## Given records
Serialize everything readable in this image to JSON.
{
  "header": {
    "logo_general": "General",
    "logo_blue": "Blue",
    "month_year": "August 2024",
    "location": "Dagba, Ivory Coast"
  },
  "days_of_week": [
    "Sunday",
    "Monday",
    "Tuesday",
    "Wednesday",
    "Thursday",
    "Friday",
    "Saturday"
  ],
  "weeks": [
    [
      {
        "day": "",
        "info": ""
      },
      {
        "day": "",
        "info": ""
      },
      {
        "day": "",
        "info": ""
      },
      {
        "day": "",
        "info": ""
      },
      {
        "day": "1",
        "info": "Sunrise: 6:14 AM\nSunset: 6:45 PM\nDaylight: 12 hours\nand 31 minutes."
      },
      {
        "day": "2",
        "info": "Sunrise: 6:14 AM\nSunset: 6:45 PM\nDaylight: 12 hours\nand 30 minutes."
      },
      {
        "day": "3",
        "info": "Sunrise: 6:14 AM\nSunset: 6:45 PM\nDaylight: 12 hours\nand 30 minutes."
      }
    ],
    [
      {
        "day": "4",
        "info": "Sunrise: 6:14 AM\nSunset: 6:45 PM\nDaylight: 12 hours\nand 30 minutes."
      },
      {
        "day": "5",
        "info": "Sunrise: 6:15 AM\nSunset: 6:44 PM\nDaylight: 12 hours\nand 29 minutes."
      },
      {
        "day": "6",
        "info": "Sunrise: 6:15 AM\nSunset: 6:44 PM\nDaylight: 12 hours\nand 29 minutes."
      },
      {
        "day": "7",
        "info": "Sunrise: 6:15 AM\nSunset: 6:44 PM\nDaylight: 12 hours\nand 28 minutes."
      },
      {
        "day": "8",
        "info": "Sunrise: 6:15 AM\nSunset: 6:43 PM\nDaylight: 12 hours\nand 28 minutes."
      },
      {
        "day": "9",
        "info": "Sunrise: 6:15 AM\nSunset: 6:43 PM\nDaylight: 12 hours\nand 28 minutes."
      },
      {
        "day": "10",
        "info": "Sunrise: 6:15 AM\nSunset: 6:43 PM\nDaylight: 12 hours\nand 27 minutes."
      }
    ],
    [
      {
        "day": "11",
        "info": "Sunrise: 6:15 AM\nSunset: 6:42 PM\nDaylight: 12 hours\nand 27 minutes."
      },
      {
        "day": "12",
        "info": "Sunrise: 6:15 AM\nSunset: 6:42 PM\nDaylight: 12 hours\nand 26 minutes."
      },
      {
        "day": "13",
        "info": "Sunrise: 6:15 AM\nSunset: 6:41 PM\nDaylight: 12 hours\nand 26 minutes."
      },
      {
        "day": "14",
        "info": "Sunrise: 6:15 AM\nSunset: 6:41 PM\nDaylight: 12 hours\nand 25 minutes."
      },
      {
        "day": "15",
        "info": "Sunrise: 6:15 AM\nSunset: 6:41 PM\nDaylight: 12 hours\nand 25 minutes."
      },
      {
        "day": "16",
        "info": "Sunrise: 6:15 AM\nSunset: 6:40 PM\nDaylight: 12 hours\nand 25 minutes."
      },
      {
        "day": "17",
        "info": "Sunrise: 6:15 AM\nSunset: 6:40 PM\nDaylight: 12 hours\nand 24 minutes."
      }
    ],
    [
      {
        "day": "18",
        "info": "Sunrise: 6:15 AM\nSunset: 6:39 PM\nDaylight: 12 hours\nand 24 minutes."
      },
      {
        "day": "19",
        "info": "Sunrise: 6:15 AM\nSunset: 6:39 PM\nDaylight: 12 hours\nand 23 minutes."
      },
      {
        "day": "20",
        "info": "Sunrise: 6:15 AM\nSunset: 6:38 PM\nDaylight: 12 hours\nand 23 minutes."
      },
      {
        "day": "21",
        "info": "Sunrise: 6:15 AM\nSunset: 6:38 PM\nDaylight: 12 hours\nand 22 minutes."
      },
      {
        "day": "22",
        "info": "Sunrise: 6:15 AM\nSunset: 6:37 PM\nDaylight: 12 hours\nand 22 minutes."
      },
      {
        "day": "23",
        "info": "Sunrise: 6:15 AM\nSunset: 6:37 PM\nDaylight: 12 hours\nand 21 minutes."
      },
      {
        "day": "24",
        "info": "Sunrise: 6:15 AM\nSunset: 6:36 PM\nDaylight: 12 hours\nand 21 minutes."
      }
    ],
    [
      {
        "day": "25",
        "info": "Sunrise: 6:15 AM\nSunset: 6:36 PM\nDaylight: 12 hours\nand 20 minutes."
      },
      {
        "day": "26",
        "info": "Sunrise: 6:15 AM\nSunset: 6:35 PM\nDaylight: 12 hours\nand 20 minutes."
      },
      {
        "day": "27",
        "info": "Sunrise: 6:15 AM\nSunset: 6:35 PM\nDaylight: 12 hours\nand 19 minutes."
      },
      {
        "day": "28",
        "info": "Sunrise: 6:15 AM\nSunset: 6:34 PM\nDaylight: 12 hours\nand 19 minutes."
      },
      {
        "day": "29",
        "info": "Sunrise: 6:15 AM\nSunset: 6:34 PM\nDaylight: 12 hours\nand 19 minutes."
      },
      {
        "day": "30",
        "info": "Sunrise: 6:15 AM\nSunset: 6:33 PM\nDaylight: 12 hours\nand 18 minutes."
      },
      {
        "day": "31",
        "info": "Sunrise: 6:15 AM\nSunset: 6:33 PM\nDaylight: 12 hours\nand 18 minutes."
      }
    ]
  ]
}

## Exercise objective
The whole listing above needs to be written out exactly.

## Task result
Serialize everything readable in this image to JSON.
{
  "header": {
    "logo_general": "General",
    "logo_blue": "Blue",
    "month_year": "August 2024",
    "location": "Dagba, Ivory Coast"
  },
  "days_of_week": [
    "Sunday",
    "Monday",
    "Tuesday",
    "Wednesday",
    "Thursday",
    "Friday",
    "Saturday"
  ],
  "weeks": [
    [
      {
        "day": "",
        "info": ""
      },
      {
        "day": "",
        "info": ""
      },
      {
        "day": "",
        "info": ""
      },
      {
        "day": "",
        "info": ""
      },
      {
        "day": "1",
        "info": "Sunrise: 6:14 AM\nSunset: 6:45 PM\nDaylight: 12 hours\nand 31 minutes."
      },
      {
        "day": "2",
        "info": "Sunrise: 6:14 AM\nSunset: 6:45 PM\nDaylight: 12 hours\nand 30 minutes."
      },
      {
        "day": "3",
        "info": "Sunrise: 6:14 AM\nSunset: 6:45 PM\nDaylight: 12 hours\nand 30 minutes."
      }
    ],
    [
      {
        "day": "4",
        "info": "Sunrise: 6:14 AM\nSunset: 6:45 PM\nDaylight: 12 hours\nand 30 minutes."
      },
      {
        "day": "5",
        "info": "Sunrise: 6:15 AM\nSunset: 6:44 PM\nDaylight: 12 hours\nand 29 minutes."
      },
      {
        "day": "6",
        "info": "Sunrise: 6:15 AM\nSunset: 6:44 PM\nDaylight: 12 hours\nand 29 minutes."
      },
      {
        "day": "7",
        "info": "Sunrise: 6:15 AM\nSunset: 6:44 PM\nDaylight: 12 hours\nand 28 minutes."
      },
      {
        "day": "8",
        "info": "Sunrise: 6:15 AM\nSunset: 6:43 PM\nDaylight: 12 hours\nand 28 minutes."
      },
      {
        "day": "9",
        "info": "Sunrise: 6:15 AM\nSunset: 6:43 PM\nDaylight: 12 hours\nand 28 minutes."
      },
      {
        "day": "10",
        "info": "Sunrise: 6:15 AM\nSunset: 6:43 PM\nDaylight: 12 hours\nand 27 minutes."
      }
    ],
    [
      {
        "day": "11",
        "info": "Sunrise: 6:15 AM\nSunset: 6:42 PM\nDaylight: 12 hours\nand 27 minutes."
      },
      {
        "day": "12",
        "info": "Sunrise: 6:15 AM\nSunset: 6:42 PM\nDaylight: 12 hours\nand 26 minutes."
      },
      {
        "day": "13",
        "info": "Sunrise: 6:15 AM\nSunset: 6:41 PM\nDaylight: 12 hours\nand 26 minutes."
      },
      {
        "day": "14",
        "info": "Sunrise: 6:15 AM\nSunset: 6:41 PM\nDaylight: 12 hours\nand 25 minutes."
      },
      {
        "day": "15",
        "info": "Sunrise: 6:15 AM\nSunset: 6:41 PM\nDaylight: 12 hours\nand 25 minutes."
      },
      {
        "day": "16",
        "info": "Sunrise: 6:15 AM\nSunset: 6:40 PM\nDaylight: 12 hours\nand 25 minutes."
      },
      {
        "day": "17",
        "info": "Sunrise: 6:15 AM\nSunset: 6:40 PM\nDaylight: 12 hours\nand 24 minutes."
      }
    ],
    [
      {
        "day": "18",
        "info": "Sunrise: 6:15 AM\nSunset: 6:39 PM\nDaylight: 12 hours\nand 24 minutes."
      },
      {
        "day": "19",
        "info": "Sunrise: 6:15 AM\nSunset: 6:39 PM\nDaylight: 12 hours\nand 23 minutes."
      },
      {
        "day": "20",
        "info": "Sunrise: 6:15 AM\nSunset: 6:38 PM\nDaylight: 12 hours\nand 23 minutes."
      },
      {
        "day": "21",
        "info": "Sunrise: 6:15 AM\nSunset: 6:38 PM\nDaylight: 12 hours\nand 22 minutes."
      },
      {
        "day": "22",
        "info": "Sunrise: 6:15 AM\nSunset: 6:37 PM\nDaylight: 12 hours\nand 22 minutes."
      },
      {
        "day": "23",
        "info": "Sunrise: 6:15 AM\nSunset: 6:37 PM\nDaylight: 12 hours\nand 21 minutes."
      },
      {
        "day": "24",
        "info": "Sunrise: 6:15 AM\nSunset: 6:36 PM\nDaylight: 12 hours\nand 21 minutes."
      }
    ],
    [
      {
        "day": "25",
        "info": "Sunrise: 6:15 AM\nSunset: 6:36 PM\nDaylight: 12 hours\nand 20 minutes."
      },
      {
        "day": "26",
        "info": "Sunrise: 6:15 AM\nSunset: 6:35 PM\nDaylight: 12 hours\nand 20 minutes."
      },
      {
        "day": "27",
        "info": "Sunrise: 6:15 AM\nSunset: 6:35 PM\nDaylight: 12 hours\nand 19 minutes."
      },
      {
        "day": "28",
        "info": "Sunrise: 6:15 AM\nSunset: 6:34 PM\nDaylight: 12 hours\nand 19 minutes."
      },
      {
        "day": "29",
        "info": "Sunrise: 6:15 AM\nSunset: 6:34 PM\nDaylight: 12 hours\nand 19 minutes."
      },
      {
        "day": "30",
        "info": "Sunrise: 6:15 AM\nSunset: 6:33 PM\nDaylight: 12 hours\nand 18 minutes."
      },
      {
        "day": "31",
        "info": "Sunrise: 6:15 AM\nSunset: 6:33 PM\nDaylight: 12 hours\nand 18 minutes."
      }
    ]
  ]
}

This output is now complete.